|On 28 November 1970, the band shared the bill of the important Ghent festival with The Greatest Show On Earth, Fynn Mc Cool, Stray, Judas Jump, the Belgian bands Captain Bismarck, Carriage Company, Recreation, Jenghiz Khan and the Americans Van And Gayle.
|Waterloo were also regular visitors to France’s major venues, playing several times at the famous Gibus club in Paris, for example from 3 to 7 March 1971, yet without John who had injured his hand at the time.|
|On that occasion, the musicians took the opportunity to jam with several members of Magma, notably François Cahen and Francis Moze.|
Since John had joined the group, the English pop influence had gradually decreased in favour of more jazzy leanings and a more adventurous musical formula, foreshadowing Pazop’s progressive rock. A new single was recorded with the songs “I can’t live with nobody but you” and “Smile”; it was released in March 1971. The band’s last tracks were canned at the beginning of 1972; “Bobo’s dream” and “Bad Time” were issued on a single; “The Youngest Day” remained unreleased.
|Curiously, its sleeve showed a photograph of the group with Rick Urmel, who didn’t participate in the session, as he had already left the group; actually, he had appeared in a photo session during his short sty with the band.|

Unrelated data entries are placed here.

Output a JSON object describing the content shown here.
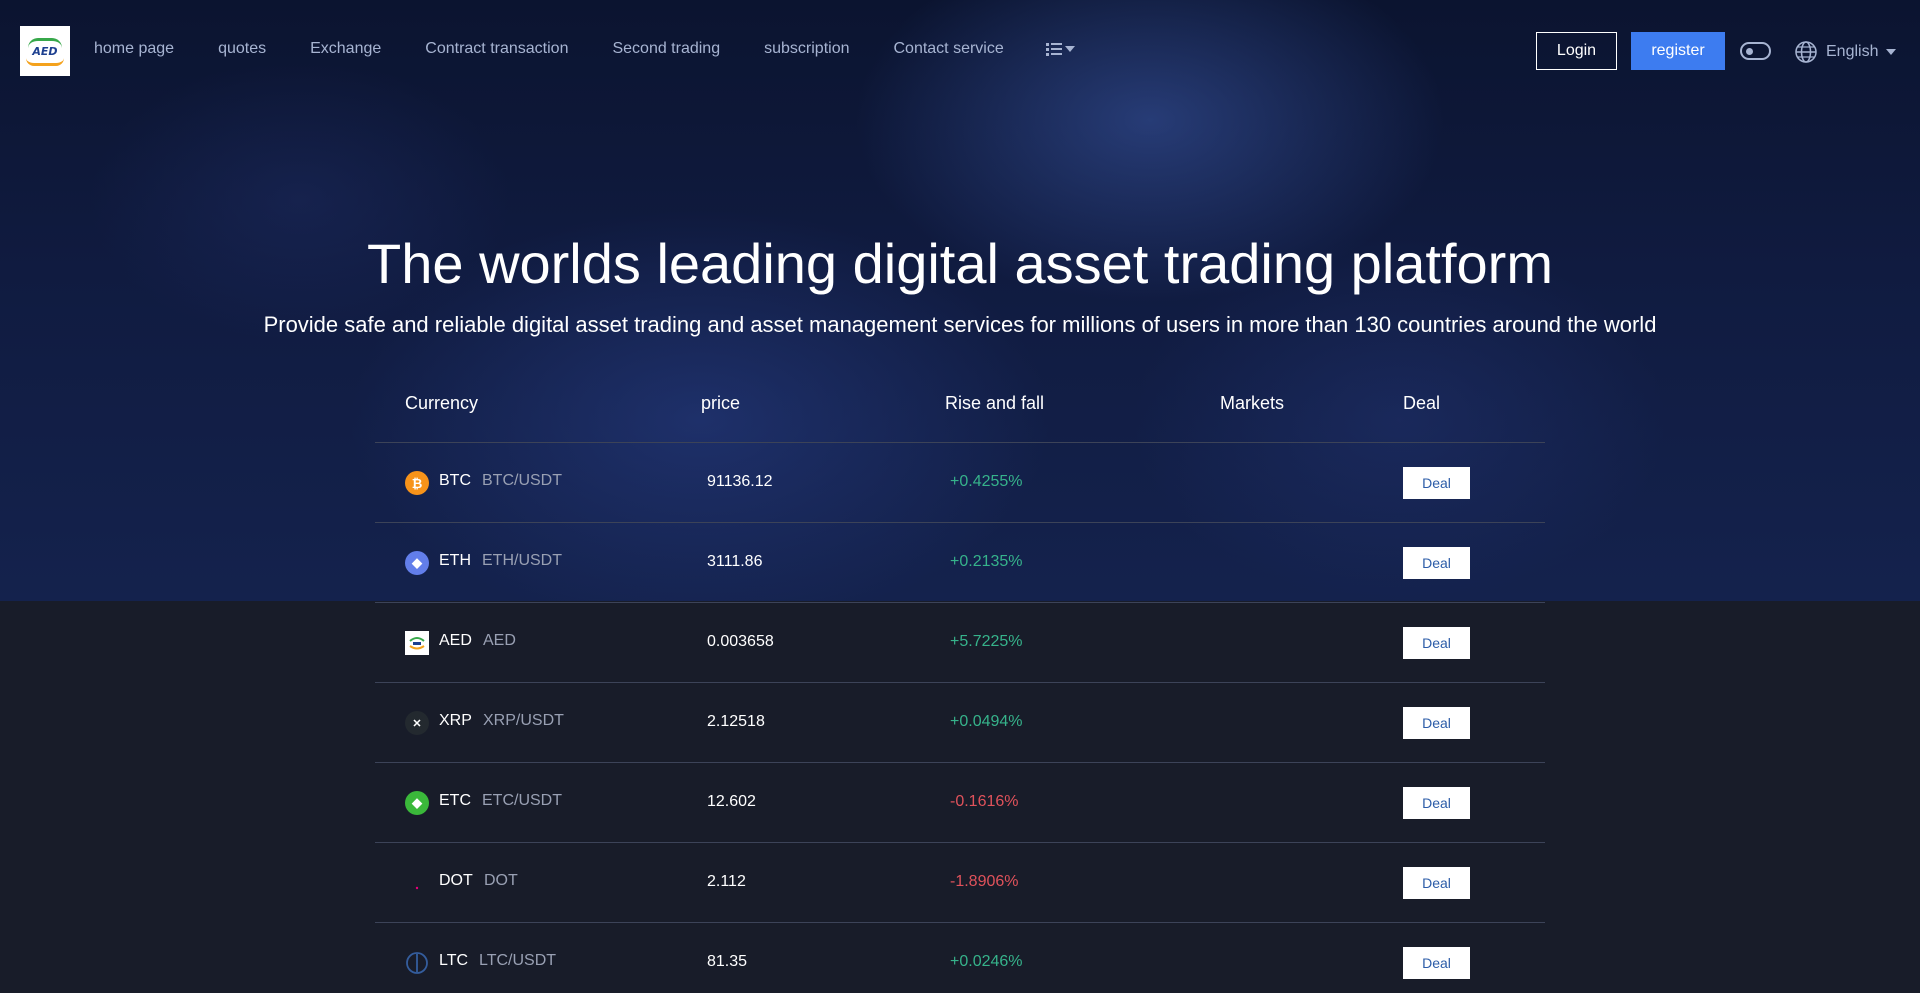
{
  "header": {
    "logo_text": "AED",
    "nav": [
      "home page",
      "quotes",
      "Exchange",
      "Contract transaction",
      "Second trading",
      "subscription",
      "Contact service"
    ],
    "login_label": "Login",
    "register_label": "register",
    "language": "English"
  },
  "hero": {
    "title": "The worlds leading digital asset trading platform",
    "subtitle": "Provide safe and reliable digital asset trading and asset management services for millions of users in more than 130 countries around the world"
  },
  "table": {
    "headers": {
      "currency": "Currency",
      "price": "price",
      "change": "Rise and fall",
      "markets": "Markets",
      "deal": "Deal"
    },
    "rows": [
      {
        "symbol": "BTC",
        "pair": "BTC/USDT",
        "price": "91136.12",
        "change": "+0.4255%",
        "direction": "up",
        "icon": "bitcoin-icon",
        "icon_color": "#f7931a",
        "glyph": "₿",
        "deal": "Deal"
      },
      {
        "symbol": "ETH",
        "pair": "ETH/USDT",
        "price": "3111.86",
        "change": "+0.2135%",
        "direction": "up",
        "icon": "ethereum-icon",
        "icon_color": "#627eea",
        "glyph": "◆",
        "deal": "Deal"
      },
      {
        "symbol": "AED",
        "pair": "AED",
        "price": "0.003658",
        "change": "+5.7225%",
        "direction": "up",
        "icon": "aed-logo-icon",
        "icon_color": "#ffffff",
        "glyph": "",
        "deal": "Deal"
      },
      {
        "symbol": "XRP",
        "pair": "XRP/USDT",
        "price": "2.12518",
        "change": "+0.0494%",
        "direction": "up",
        "icon": "xrp-icon",
        "icon_color": "#23292f",
        "glyph": "✕",
        "deal": "Deal"
      },
      {
        "symbol": "ETC",
        "pair": "ETC/USDT",
        "price": "12.602",
        "change": "-0.1616%",
        "direction": "down",
        "icon": "ethereum-classic-icon",
        "icon_color": "#3ab83a",
        "glyph": "◆",
        "deal": "Deal"
      },
      {
        "symbol": "DOT",
        "pair": "DOT",
        "price": "2.112",
        "change": "-1.8906%",
        "direction": "down",
        "icon": "polkadot-icon",
        "icon_color": "transparent",
        "glyph": "·",
        "deal": "Deal"
      },
      {
        "symbol": "LTC",
        "pair": "LTC/USDT",
        "price": "81.35",
        "change": "+0.0246%",
        "direction": "up",
        "icon": "litecoin-icon",
        "icon_color": "transparent",
        "glyph": "",
        "deal": "Deal"
      }
    ]
  },
  "colors": {
    "accent": "#3d7cf0",
    "up": "#36b38b",
    "down": "#e0525b",
    "background": "#181c29"
  }
}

|The impetus had gone and the musicians decided to disband in a friendly way. Gus joined the more commercial New Inspiration. Jacky, Dirk and Frank decided to pursue their collaboration and formed Pazop with the ex-Arkham bassist Patrick Cogneaux and violinist Kuba Szczepanski, also from Wallace Collection. Their unreleased recordings were eventually published by Musea records on a full length CD in 1996. After Pazop’s dismissal, Jacky and Dirk founded the jazz-rock combo Abraxis, which also featured one time Waterloo bassist Jean-Paul Musette, his colleague from Classroom/Cos Charles Loosand a guitarist. They release one album in 1976.|
|Since then, Gus has worked as a songwriter for variety artists, Dirk has run music shops, Jacky has managed a recording studio in Brussels, whereas Frank carried on as a sideman with noted performers such as the French singer Jacques Higelin, before returning to work as a solo artist in Belgium and Marc still plays organ with sixties legends The Vipers (looky,looky!).|
|Waterloo’s recordings represent one of the finest examples of the emergence of a genuine sophisticated rock music in Belgium. Their music, which mixes lyricism with energy, matches up to the best of early Jethro Tull of Blodwyn Pig.|
|Written by Francis Grosse (translation Dorian Cumps) and reprinted from the liner notes of the Waterloo cd booklet (acknowledgements Gus Roan, Jacky Mauer, Dirk Bogaert, Marc Doutrepont and John Bollenberg) by kind permission of Musea records and Bernard Gueffier.|